| SAO PAULO
SAO PAULO Jan 23 Pacific Investment Management
Co, the world's largest bond fund, urged Brazil to rethink its
current economic policies and restore credibility on public
finances, the latest sign that foreign investors are growing
worried over the outlook for Latin America's largest economy.
Policymakers in Brazil need to work on a plan to lure
investment, revive confidence and spur growth with moderate
inflation, Michael Gomez, co-head of emerging markets, said in a
letter to investors published on the fund's website on Thursday.
Pimco, as the Newport Beach, California-based bond giant is
known, oversees about $1.97 trillion in assets.
The letter marks the most radical change of tone from Pimco
since at least 2002, when Mohamed El-Erian, who back then
managed $15 billion in emerging markets bonds for Pimco, said
the election of former union leader Luiz Inácio Lula da Silva as
president would not trigger a crisis in the country. On Tuesday,
El-Erian resigned as Pimco's chief executive and co-chief
Gomez said the investing climate in the country last year
was characterized "by anything but order and progress," in
reference to the motto emblazoned on Brazil's flag. Standard and
Poor's decision to put Brazil's ratings on negative outlook for
a downgrade raised alarm bells over the state of the
government's finances, he added.
"Brazil needs to anchor economic policy around a stringent
and credible primary surplus target rather than run the current
mix of loose fiscal policy, subsidized public credit and ever
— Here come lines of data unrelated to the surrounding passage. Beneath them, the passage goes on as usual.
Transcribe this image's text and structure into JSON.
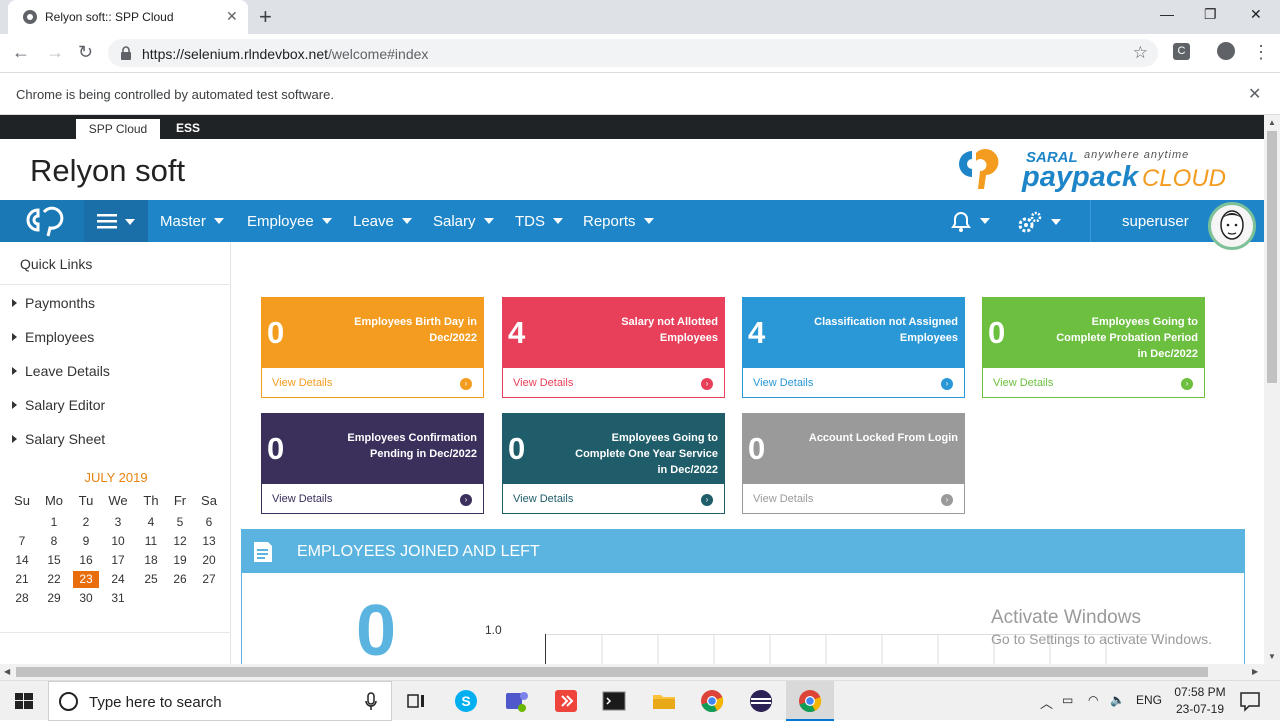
{
  "browser": {
    "tab_title": "Relyon soft:: SPP Cloud",
    "url_host": "https://selenium.rlndevbox.net",
    "url_path": "/welcome#index",
    "infobar_text": "Chrome is being controlled by automated test software."
  },
  "app": {
    "top_tabs": [
      "SPP Cloud",
      "ESS"
    ],
    "company_name": "Relyon soft",
    "logo_text": {
      "saral": "SARAL",
      "tagline": "anywhere anytime",
      "paypack": "paypack",
      "cloud": "CLOUD"
    },
    "menu": [
      "Master",
      "Employee",
      "Leave",
      "Salary",
      "TDS",
      "Reports"
    ],
    "username": "superuser"
  },
  "sidebar": {
    "title": "Quick Links",
    "items": [
      "Paymonths",
      "Employees",
      "Leave Details",
      "Salary Editor",
      "Salary Sheet"
    ],
    "calendar": {
      "month": "JULY 2019",
      "weekdays": [
        "Su",
        "Mo",
        "Tu",
        "We",
        "Th",
        "Fr",
        "Sa"
      ],
      "today": 23
    }
  },
  "cards": [
    {
      "value": "0",
      "label": "Employees Birth Day in Dec/2022",
      "link": "View Details",
      "color": "#f39c1f"
    },
    {
      "value": "4",
      "label": "Salary not Allotted Employees",
      "link": "View Details",
      "color": "#e8405a"
    },
    {
      "value": "4",
      "label": "Classification not Assigned Employees",
      "link": "View Details",
      "color": "#2a97d6"
    },
    {
      "value": "0",
      "label": "Employees Going to Complete Probation Period in Dec/2022",
      "link": "View Details",
      "color": "#6cbf3f"
    },
    {
      "value": "0",
      "label": "Employees Confirmation Pending in Dec/2022",
      "link": "View Details",
      "color": "#3b2f5c"
    },
    {
      "value": "0",
      "label": "Employees Going to Complete One Year Service in Dec/2022",
      "link": "View Details",
      "color": "#1f5d6a"
    },
    {
      "value": "0",
      "label": "Account Locked From Login",
      "link": "View Details",
      "color": "#9a9a9a"
    }
  ],
  "joined_panel": {
    "title": "EMPLOYEES JOINED AND LEFT",
    "count": "0",
    "y_tick": "1.0"
  },
  "watermark": {
    "line1": "Activate Windows",
    "line2": "Go to Settings to activate Windows."
  },
  "taskbar": {
    "search_placeholder": "Type here to search",
    "lang": "ENG",
    "time": "07:58 PM",
    "date": "23-07-19"
  }
}
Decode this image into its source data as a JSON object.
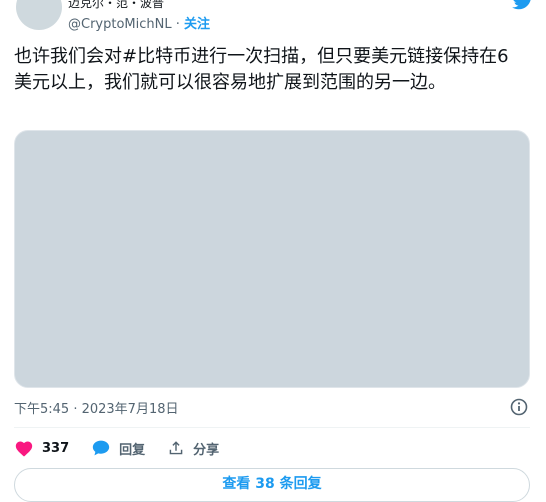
{
  "author": {
    "name": "迈克尔・范・波普",
    "handle": "@CryptoMichNL",
    "follow_label": "关注"
  },
  "tweet": {
    "text": "也许我们会对#比特币进行一次扫描，但只要美元链接保持在6美元以上，我们就可以很容易地扩展到范围的另一边。",
    "timestamp": "下午5:45 · 2023年7月18日"
  },
  "actions": {
    "likes": "337",
    "reply_label": "回复",
    "share_label": "分享"
  },
  "more_replies_label": "查看 38 条回复",
  "colors": {
    "accent": "#1d9bf0",
    "like": "#f91880",
    "muted": "#536471",
    "media_placeholder": "#ccd6dd"
  },
  "icons": [
    "twitter-bird-icon",
    "heart-icon",
    "reply-bubble-icon",
    "share-icon",
    "info-icon"
  ]
}
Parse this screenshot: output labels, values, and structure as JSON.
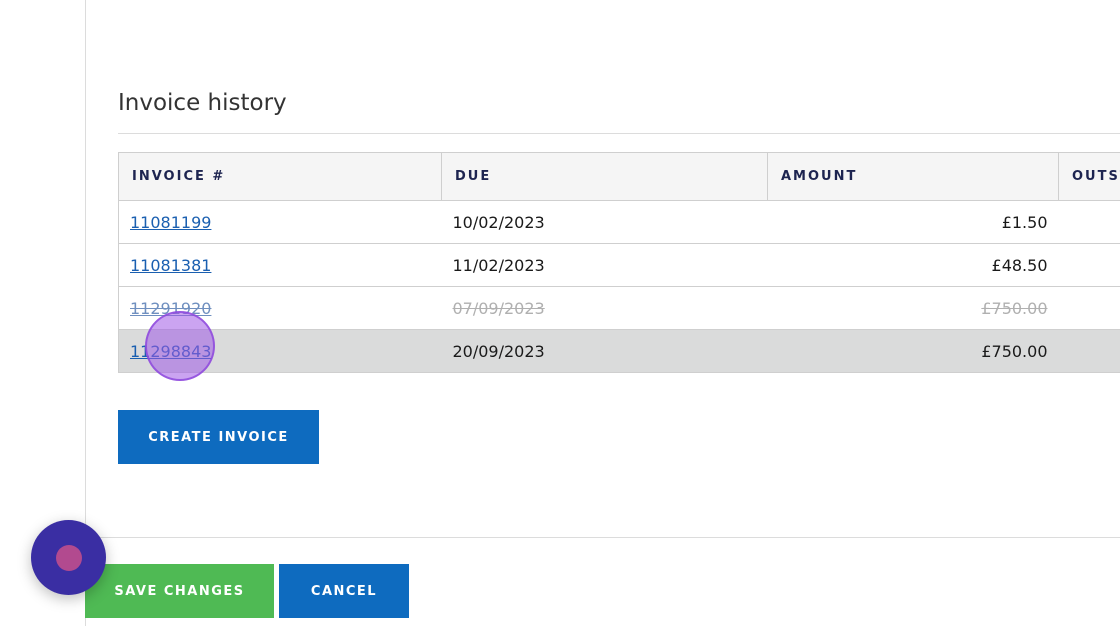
{
  "section": {
    "title": "Invoice history"
  },
  "table": {
    "headers": [
      "INVOICE #",
      "DUE",
      "AMOUNT",
      "OUTST"
    ],
    "rows": [
      {
        "invoice": "11081199",
        "due": "10/02/2023",
        "amount": "£1.50",
        "state": "normal"
      },
      {
        "invoice": "11081381",
        "due": "11/02/2023",
        "amount": "£48.50",
        "state": "normal"
      },
      {
        "invoice": "11291920",
        "due": "07/09/2023",
        "amount": "£750.00",
        "state": "void"
      },
      {
        "invoice": "11298843",
        "due": "20/09/2023",
        "amount": "£750.00",
        "state": "selected"
      }
    ]
  },
  "actions": {
    "create_invoice": "CREATE INVOICE",
    "save_changes": "SAVE CHANGES",
    "cancel": "CANCEL"
  },
  "colors": {
    "primary_blue": "#0e6bbf",
    "save_green": "#4fba54",
    "link": "#1a5fb0",
    "header_text": "#1d2450",
    "selected_row": "#dadbdb"
  },
  "icons": {
    "chat_widget": "chat-bubble-icon"
  }
}
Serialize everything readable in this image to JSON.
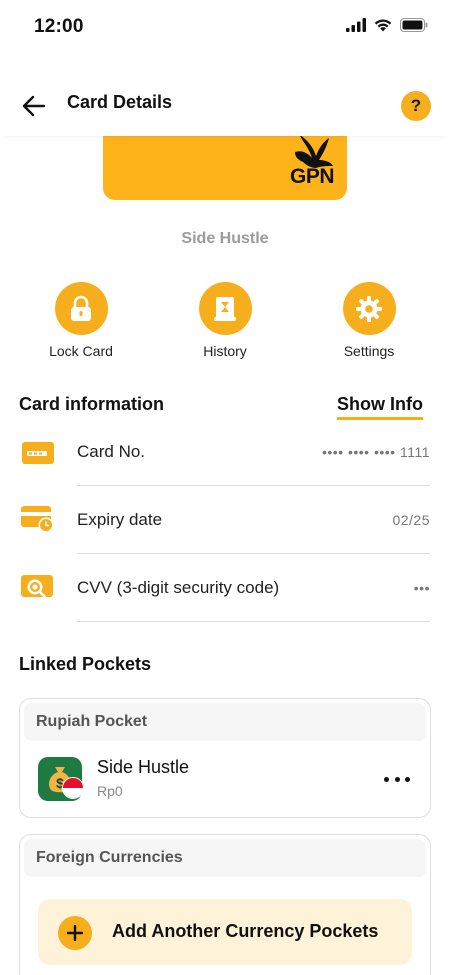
{
  "status_bar": {
    "time": "12:00",
    "icons": [
      "signal-icon",
      "wifi-icon",
      "battery-icon"
    ]
  },
  "header": {
    "title": "Card Details",
    "back_icon": "arrow-left-icon",
    "help_label": "?"
  },
  "card": {
    "network_logo_text": "GPN",
    "card_color": "#ffb31a"
  },
  "pocket_name": "Side Hustle",
  "quick_actions": [
    {
      "label": "Lock Card",
      "icon": "lock-icon"
    },
    {
      "label": "History",
      "icon": "receipt-icon"
    },
    {
      "label": "Settings",
      "icon": "gear-icon"
    }
  ],
  "card_information": {
    "title": "Card information",
    "show_info_label": "Show Info",
    "rows": [
      {
        "label": "Card No.",
        "value": "•••• •••• •••• 1111",
        "icon": "card-icon"
      },
      {
        "label": "Expiry date",
        "value": "02/25",
        "icon": "card-clock-icon"
      },
      {
        "label": "CVV (3-digit security code)",
        "value": "•••",
        "icon": "card-search-icon"
      }
    ]
  },
  "linked_pockets": {
    "title": "Linked Pockets",
    "rupiah": {
      "header": "Rupiah Pocket",
      "item_name": "Side Hustle",
      "item_balance": "Rp0"
    },
    "foreign": {
      "header": "Foreign Currencies",
      "add_label": "Add Another Currency Pockets"
    }
  },
  "colors": {
    "accent": "#f6ae1d",
    "accent_light": "#fef3d9",
    "pocket_avatar": "#1e7a42"
  }
}
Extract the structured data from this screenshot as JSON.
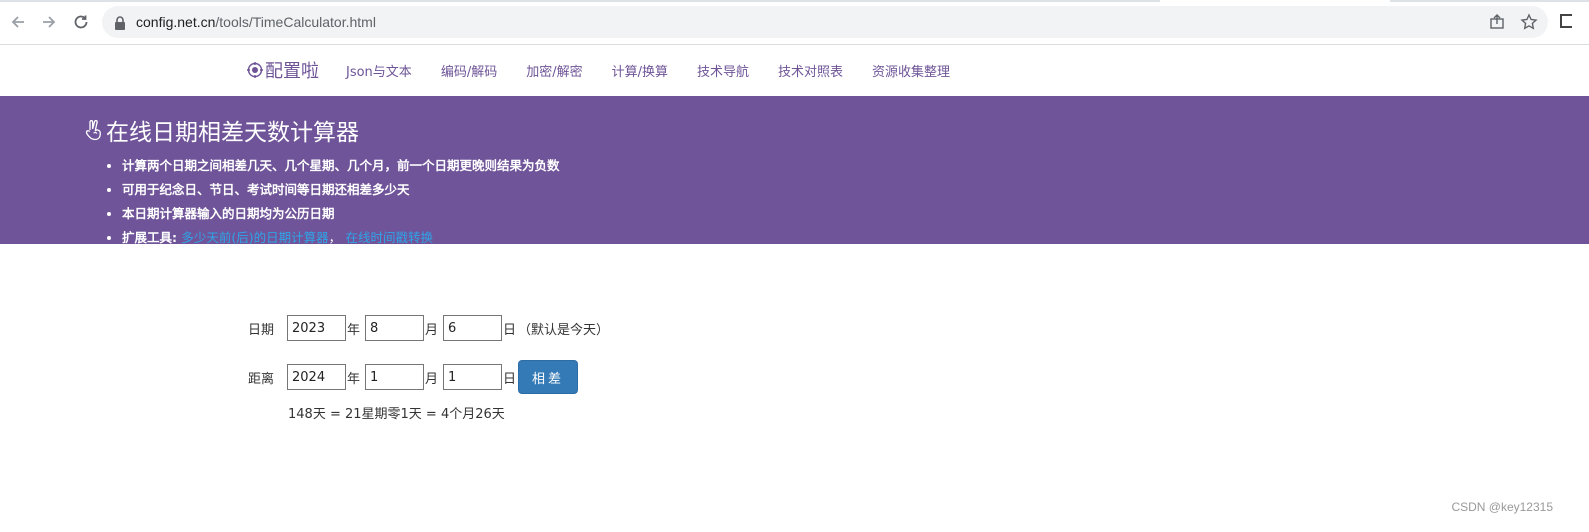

tighter monetary policy," Gomez said in the letter. "Yet, things
could improve from here, if policymakers rethink their remedies
for Brazil's challenges."
His remarks come as higher borrowing costs and a
presidential election, alongside the removal of monetary
stimulus in the United States, are making investors skittish
about Brazil. Some $12.3 billion left the country last year, the
biggest outflow since 2002 - when global turmoil and a tense
presidential ballot fanned fears of a debt default.
Pimco and banks including HSBC Securities and Citigroup
Global Markets Inc are concerned that last year's market decline
in Brazil could extend into 2014 if macroeconomic imbalances
deepen, political noise on the way to elections increase and
global market turmoil rattles investor confidence.
In 2013, the potential withdrawal of monetary stimulus in
the United States and a deterioration in Brazil's fiscal
position hurt markets. The October vote, in which President
Dilma Rousseff is expected to run for re-election, is a worry to
investors. Polls showed that she would beat any challenger if
the elections were held now.
Over the past decade, and encouraged by El-Erian's
successful bet on Brazil, investors poured hundreds of billions
of dollars into the country. But many of them are now leaving.
Under Rousseff, some investors say, policy implementation
was erratic, imbalances in the country's external sectors
worsened, and state meddling in the private economy triggered
steep investment losses.
"The policy mix that has eroded confidence, distorted the
local interest rate market, undermined the currency and injected
credit risk premium into sovereign assets is readily fixable,"
Faced with a changing and tougher external backdrop led by a
cooling Chinese economy, weak commodity prices and a potential
rise in global borrowing costs, policymakers in Brazil failed to
appropriately adjust their policies to restore confidence and
lure sufficient investment, Gomez said.
Yields on local government notes surged an average 3.6
percentage points last year, while the benchmark Bovespa stock
index, calculated in U.S. dollars, shed 30 percent in
the past 12 months.
"Valuations are attractive, but unless an effective policy
mix is restored, the outlook for order in Brazil's financial
markets is less certain," Gomez noted.
Gomez said, however, that Brazil has a number of attributes
- including a healthy demographic profile and abundant natural
resources wealth - that support "the potential to generate
strong economic growth and lower inflation."
Low foreign currency-denominated debt and large foreign
reserves, as well as a floating exchange rate, should act as
insurance for the country, Pimco said.